New York City

Nike scores licensing agreement to use coveted NYC logos

The deal may be a slam dunk, but local vendors have often been sued for using city icons.

Nike's flagship store in New York.

Nike's flagship store in New York. Lewis Tse Pui Lung/Shutterstock

It appears New York City has scored a slam dunk with its new Nike business deal.

The city’s Franchise and Concession Review Committee granted the retailer a two-year licensing agreement allowing the company to use the city’s logos on its merchandise at its discretion, The City reports. The deal provides the city’s tourism bureau, NYC & Company, with 5% of profits obtained from Nike’s city logo-branded merchandise, promising at least $20,000 in revenue over the next two years.Nike may now choose from an array of the city’s logos, from the New York Police Department’s badge to the Fire Department of New York’s insignia, and more.

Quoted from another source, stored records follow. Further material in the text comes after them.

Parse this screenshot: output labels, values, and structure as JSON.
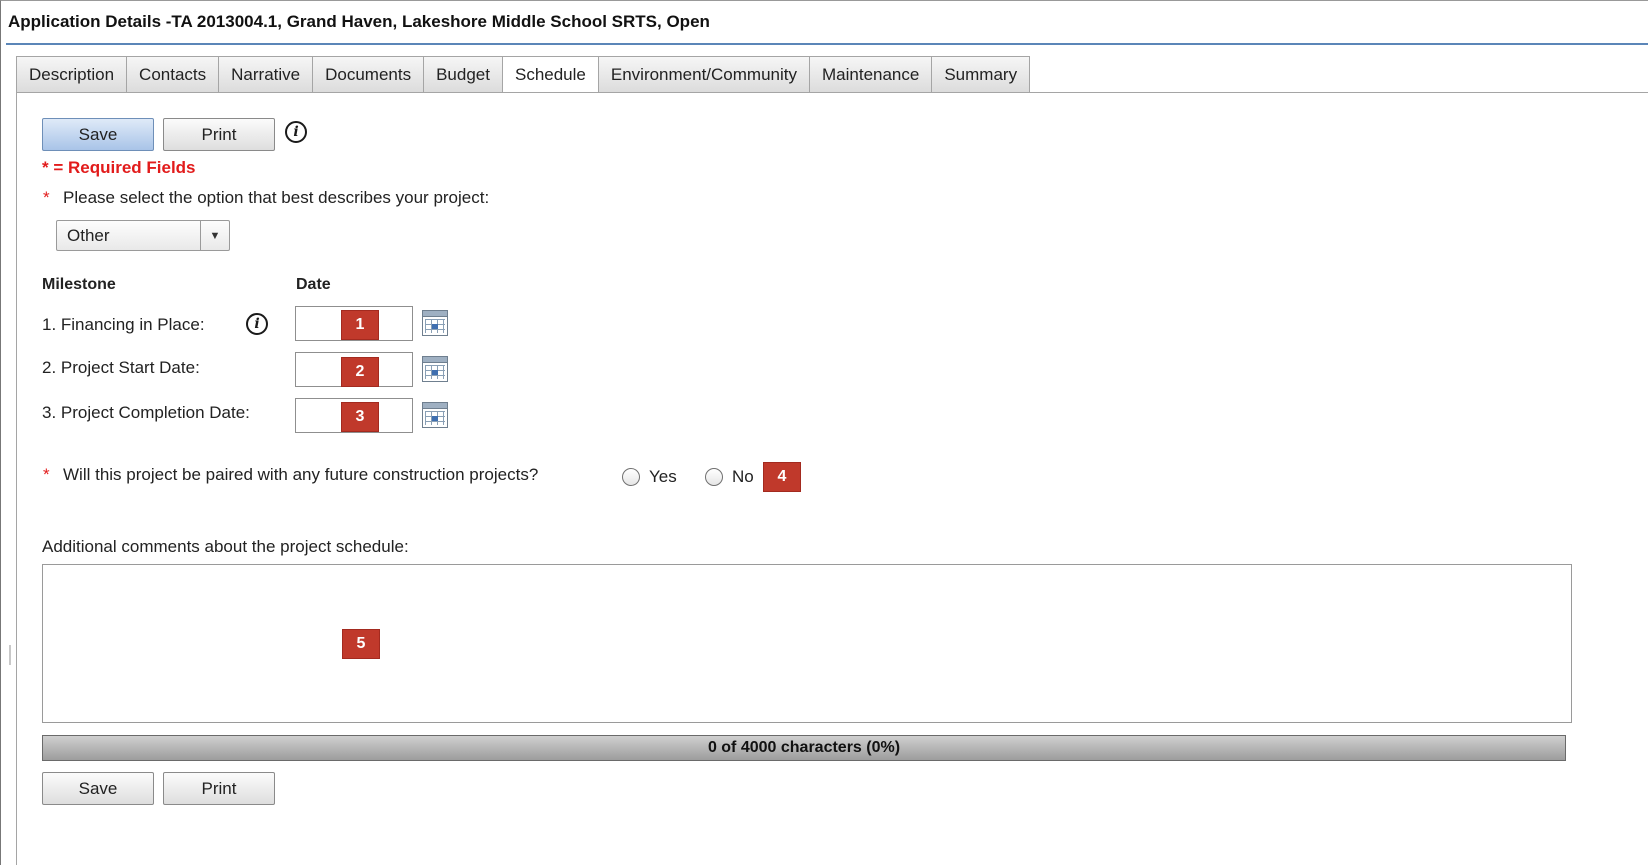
{
  "header": {
    "title": "Application Details -TA 2013004.1, Grand Haven, Lakeshore Middle School SRTS, Open"
  },
  "tabs": [
    {
      "label": "Description"
    },
    {
      "label": "Contacts"
    },
    {
      "label": "Narrative"
    },
    {
      "label": "Documents"
    },
    {
      "label": "Budget"
    },
    {
      "label": "Schedule",
      "active": true
    },
    {
      "label": "Environment/Community"
    },
    {
      "label": "Maintenance"
    },
    {
      "label": "Summary"
    }
  ],
  "toolbar": {
    "save_label": "Save",
    "print_label": "Print",
    "info_icon": "info-icon"
  },
  "required_note": "* = Required Fields",
  "project_option": {
    "asterisk": "*",
    "question": "Please select the option that best describes your project:",
    "selected": "Other"
  },
  "milestones": {
    "header_milestone": "Milestone",
    "header_date": "Date",
    "items": [
      {
        "label": "1. Financing in Place:",
        "value": "",
        "badge": "1"
      },
      {
        "label": "2. Project Start Date:",
        "value": "",
        "badge": "2"
      },
      {
        "label": "3. Project Completion Date:",
        "value": "",
        "badge": "3"
      }
    ]
  },
  "paired_question": {
    "asterisk": "*",
    "text": "Will this project be paired with any future construction projects?",
    "yes_label": "Yes",
    "no_label": "No",
    "badge": "4"
  },
  "comments": {
    "label": "Additional comments about the project schedule:",
    "value": "",
    "badge": "5",
    "counter": "0 of 4000 characters (0%)"
  },
  "footer": {
    "save_label": "Save",
    "print_label": "Print"
  },
  "colors": {
    "required_red": "#e21b1b",
    "badge_red": "#c0392b",
    "title_rule_blue": "#5b86b8"
  }
}
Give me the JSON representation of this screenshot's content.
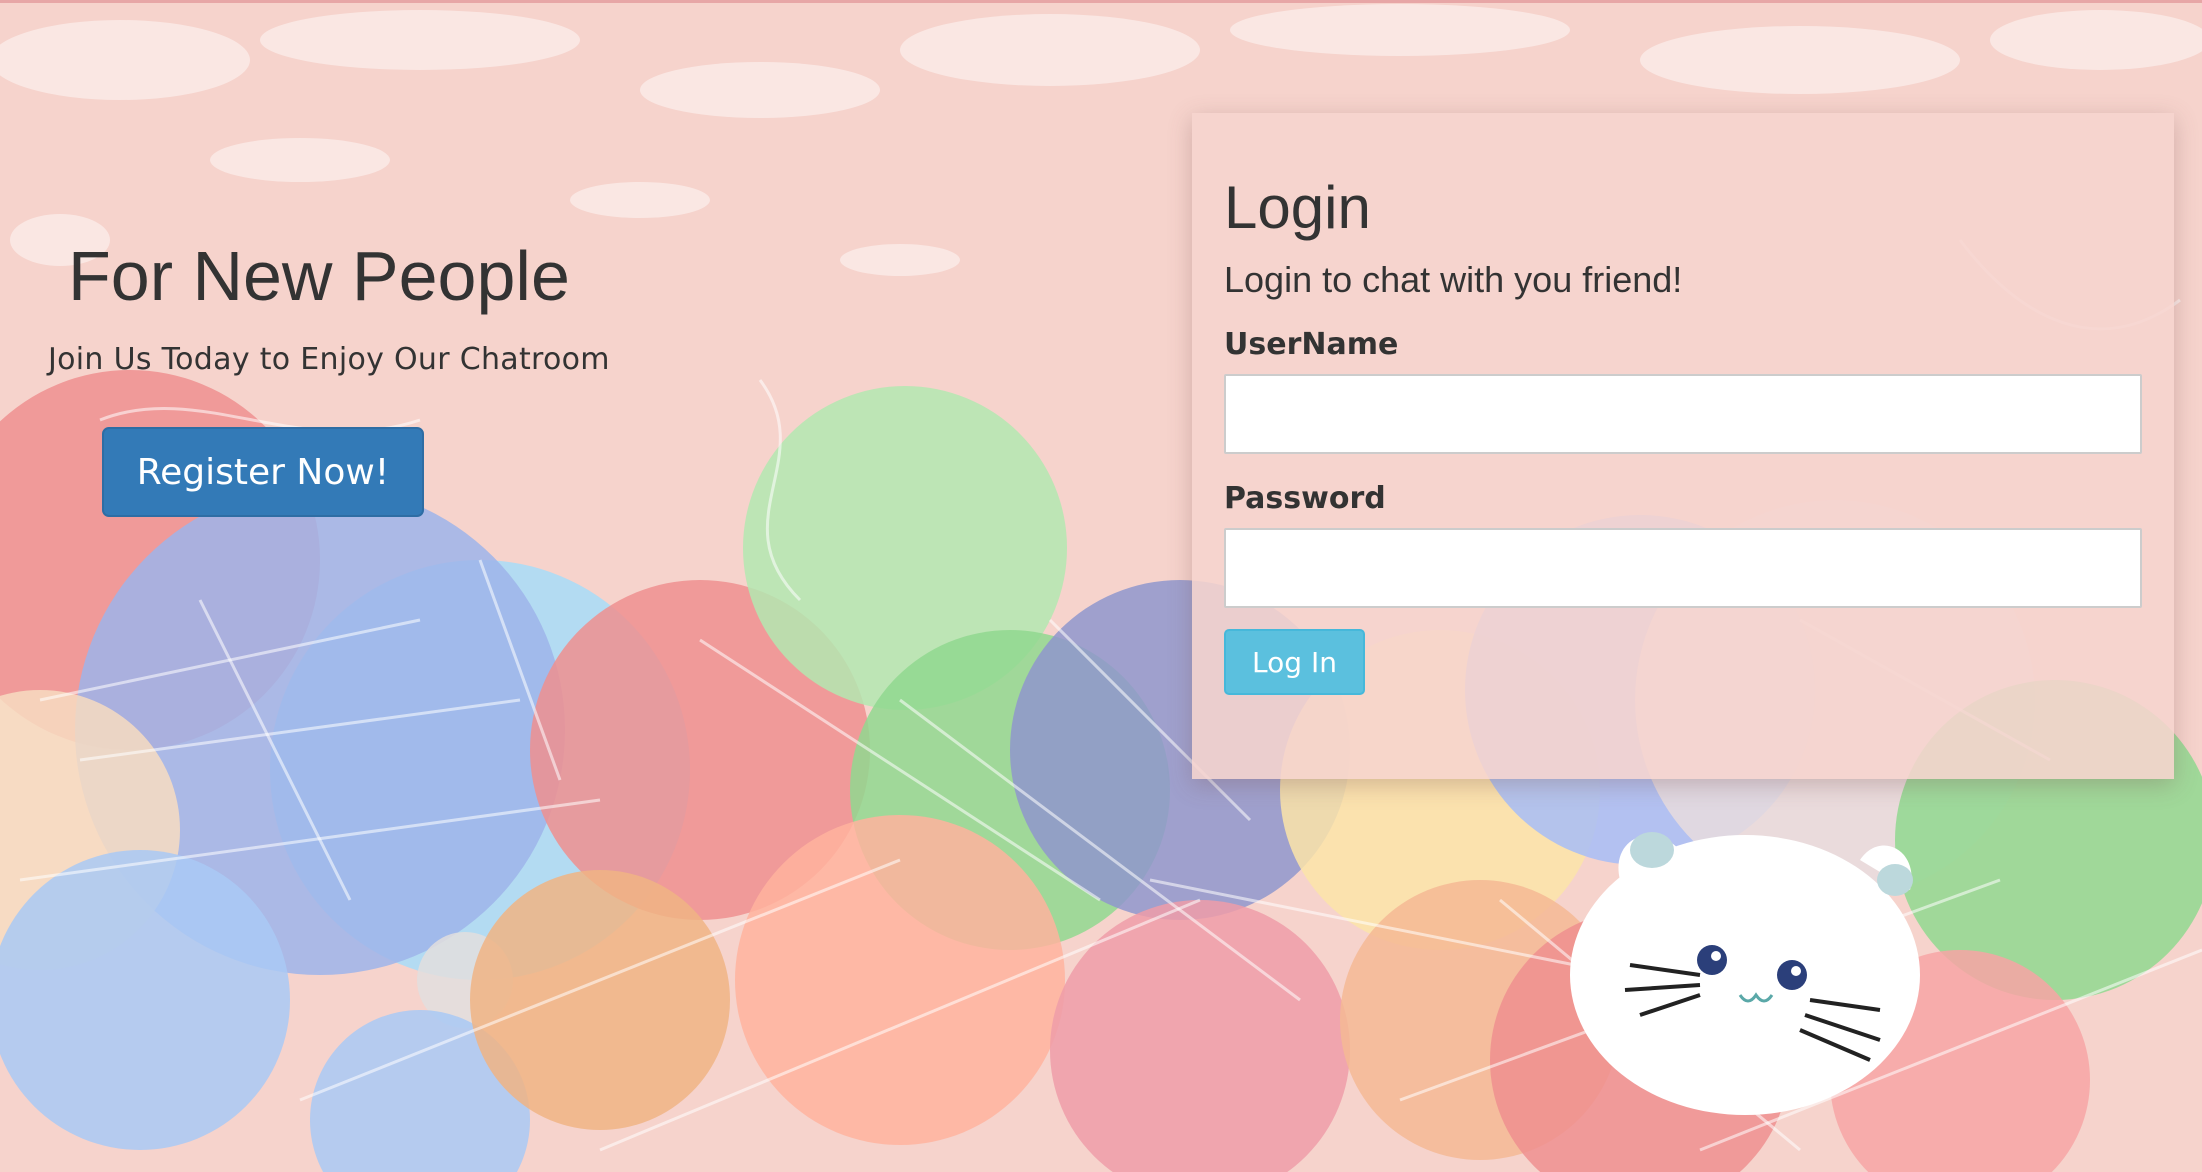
{
  "hero": {
    "title": "For New People",
    "subtitle": "Join Us Today to Enjoy Our Chatroom",
    "register_label": "Register Now!"
  },
  "login": {
    "title": "Login",
    "subtitle": "Login to chat with you friend!",
    "username_label": "UserName",
    "username_value": "",
    "password_label": "Password",
    "password_value": "",
    "submit_label": "Log In"
  },
  "colors": {
    "background": "#f6d3cc",
    "register_button": "#337ab7",
    "login_button": "#5bc0de",
    "text": "#333333"
  }
}
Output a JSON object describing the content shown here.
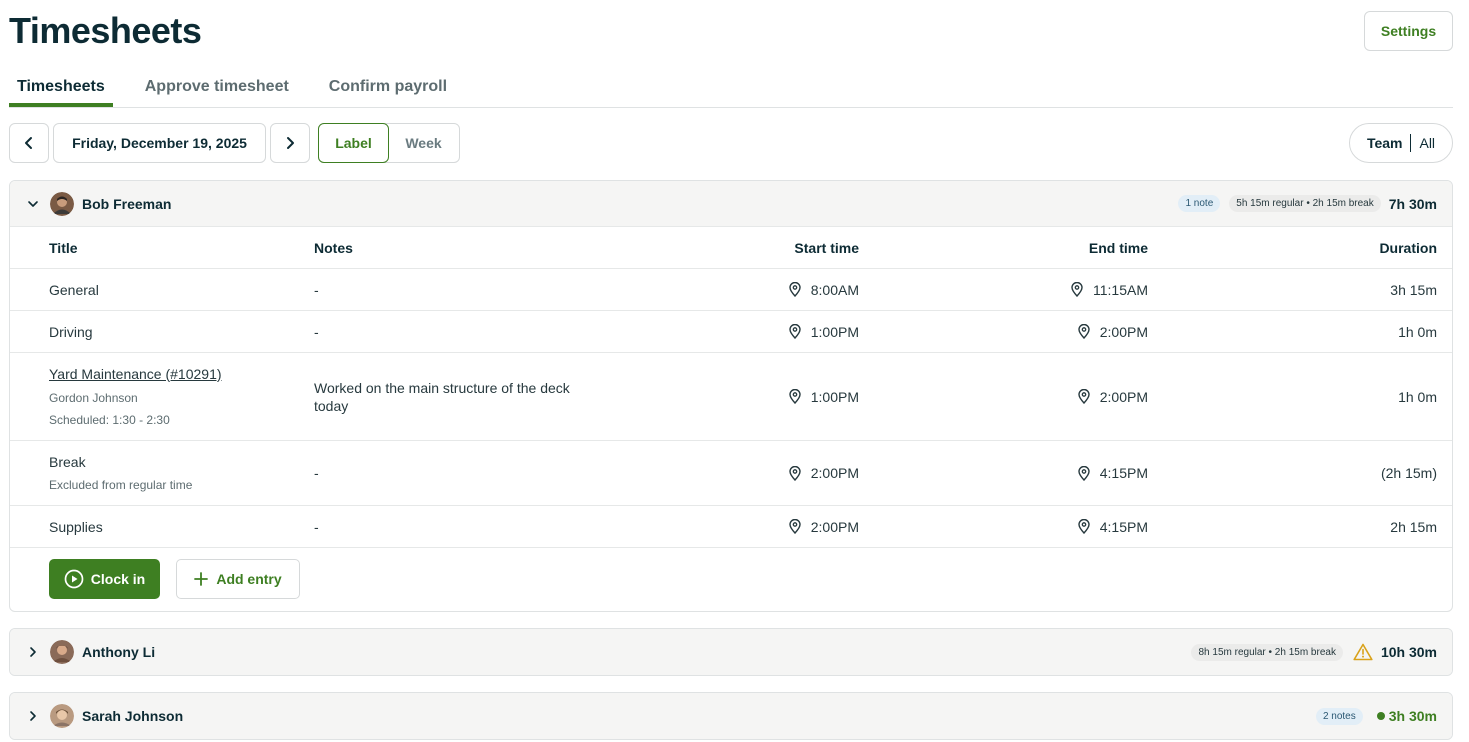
{
  "header": {
    "title": "Timesheets",
    "settings_label": "Settings"
  },
  "tabs": [
    {
      "label": "Timesheets",
      "active": true
    },
    {
      "label": "Approve timesheet",
      "active": false
    },
    {
      "label": "Confirm payroll",
      "active": false
    }
  ],
  "toolbar": {
    "date_label": "Friday, December 19, 2025",
    "view_options": [
      "Label",
      "Week"
    ],
    "selected_view": "Label",
    "scope_selected": "Team",
    "scope_other": "All"
  },
  "columns": {
    "title": "Title",
    "notes": "Notes",
    "start": "Start time",
    "end": "End time",
    "duration": "Duration"
  },
  "people": [
    {
      "name": "Bob Freeman",
      "expanded": true,
      "notes_pill": "1 note",
      "summary_pill": "5h 15m regular • 2h 15m break",
      "total": "7h 30m",
      "entries": [
        {
          "title": "General",
          "notes": "-",
          "start": "8:00AM",
          "end": "11:15AM",
          "duration": "3h 15m"
        },
        {
          "title": "Driving",
          "notes": "-",
          "start": "1:00PM",
          "end": "2:00PM",
          "duration": "1h 0m"
        },
        {
          "title": "Yard Maintenance (#10291)",
          "sub1": "Gordon Johnson",
          "sub2": "Scheduled: 1:30 - 2:30",
          "notes": "Worked on the main structure of the deck today",
          "start": "1:00PM",
          "end": "2:00PM",
          "duration": "1h 0m"
        },
        {
          "title": "Break",
          "sub1": "Excluded from regular time",
          "notes": "-",
          "start": "2:00PM",
          "end": "4:15PM",
          "duration": "(2h 15m)"
        },
        {
          "title": "Supplies",
          "notes": "-",
          "start": "2:00PM",
          "end": "4:15PM",
          "duration": "2h 15m"
        }
      ],
      "clock_in_label": "Clock in",
      "add_entry_label": "Add entry"
    },
    {
      "name": "Anthony Li",
      "expanded": false,
      "summary_pill": "8h 15m regular • 2h 15m break",
      "total": "10h 30m",
      "warning": true
    },
    {
      "name": "Sarah Johnson",
      "expanded": false,
      "notes_pill": "2 notes",
      "total": "3h 30m",
      "status_color": "#3e7f22"
    }
  ],
  "colors": {
    "accent": "#3e7f22",
    "warning": "#d9a21b",
    "title": "#0d2b34"
  }
}
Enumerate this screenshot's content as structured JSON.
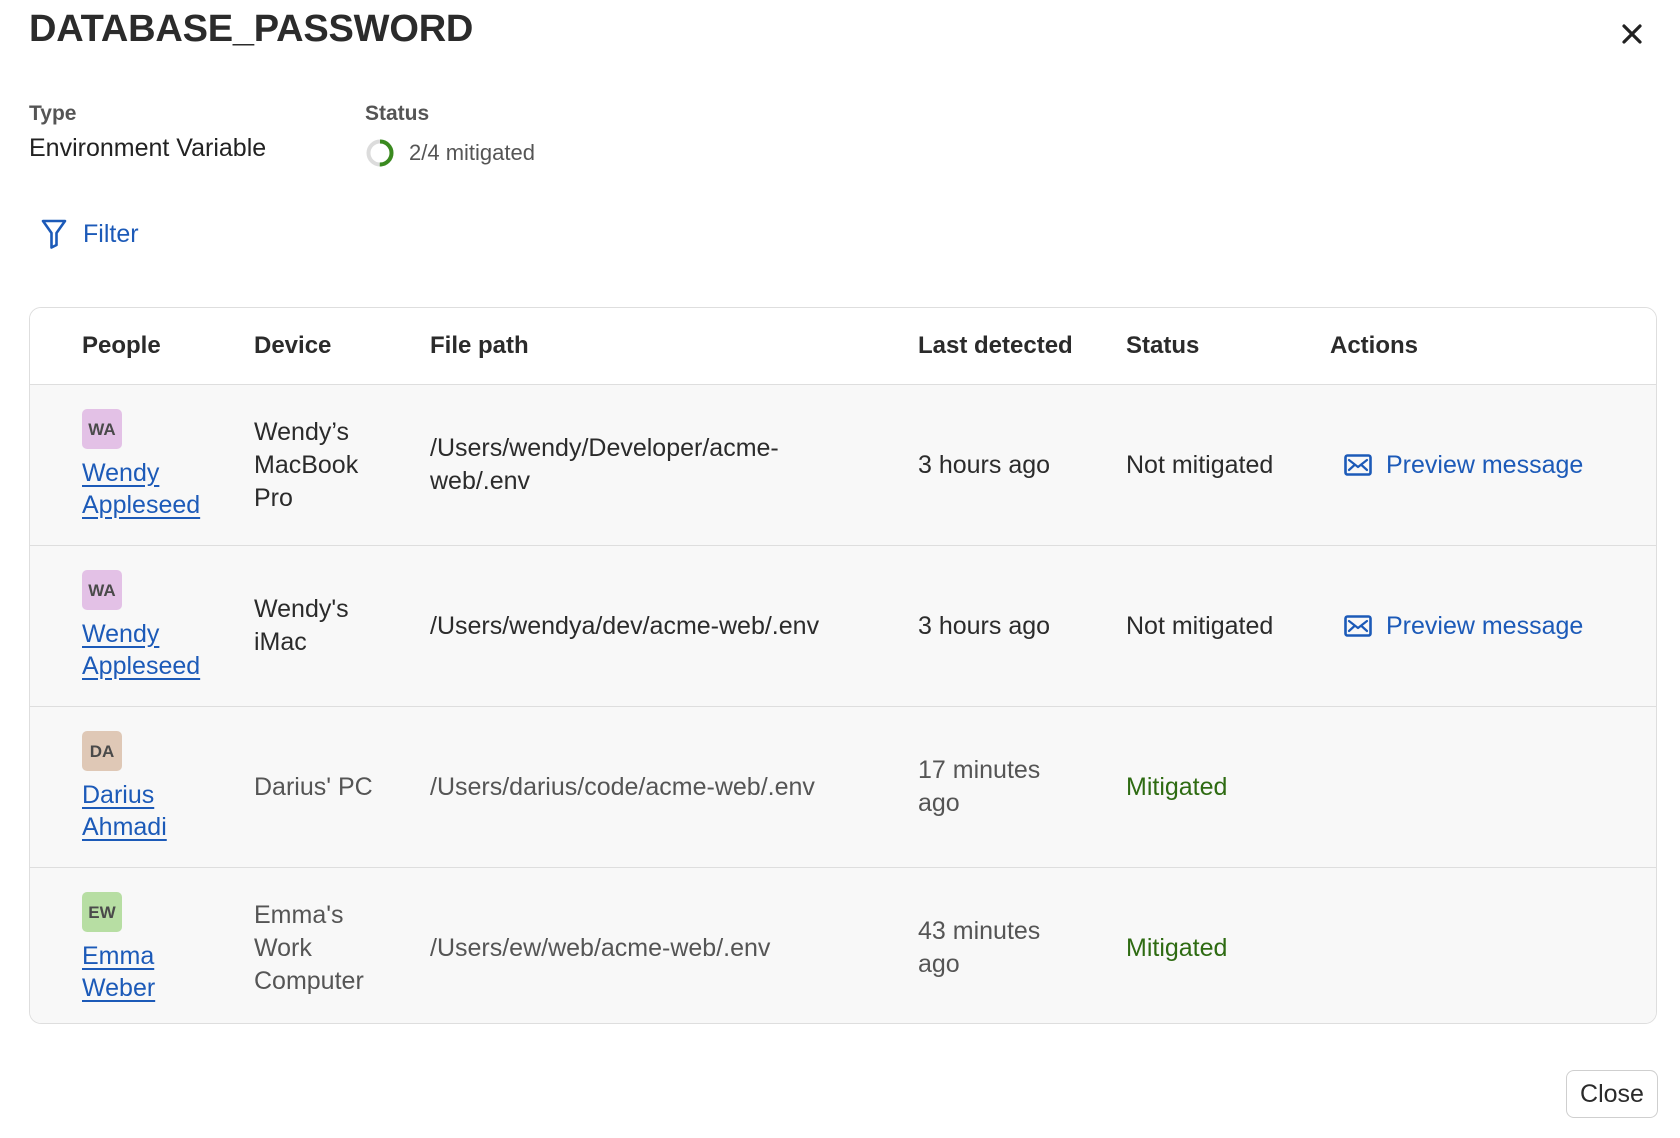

Though the massive athletic retailer may have struck gold, many local vendors have suffered over the years due to tough tactics used by the city to crack down on trademark infringements. 

Sue and Sal Piccolo, owners of the first responder uniform store that also sells merchandise emblazoned with city-trademarked logos, the Cop Shop, have been tied up in a legal battle with the city for years for violating trademark registrations, Vox reported in May. Albert Elovitz was sued by the city in 2004 over trademark infringement for using the NYPD’s logo on merchandise he was selling. Eliot Sash, a background actor on the law procedural “Law & Order,” was similarly called out in 2016 by city lawyers for selling NYPD-branded merchandise on eBay. And in 2009, the city cracked down especially hard on retired first responders (like Sal Piccolo) to prevent them from using the NYPD and Fire Department of New York logos on websites and clothing for nonprofit organizations.

Similarly, Cynthia Nixon received some heat from the Metropolitan Transportation Authority during her gubernatorial run in 2018 for using trademarked MTA insignia on some of her campaign merchandise. Like the NYPD and other city organizations, the MTA is vigilant about preventing retailers from using trademarked logos without a licensing agreement. 

Sadly, there’s not much recourse for local vendors selling counterfeit merchandise, as most are unable to afford a fight with the city. “The reason the city has been successful in these cases is because nobody can afford to challenge them,” Gerard Dunne, the Piccolos’ attorney, told Vox. “Everybody folds when the city comes after them for these kinds of things. It’s the city of New York. What are you gonna do?”

Correction: A previous version of this article suggested that Eliot Sash was sued for selling NYPD-branded merchandise, when he was only accused of selling counterfeit merchandise.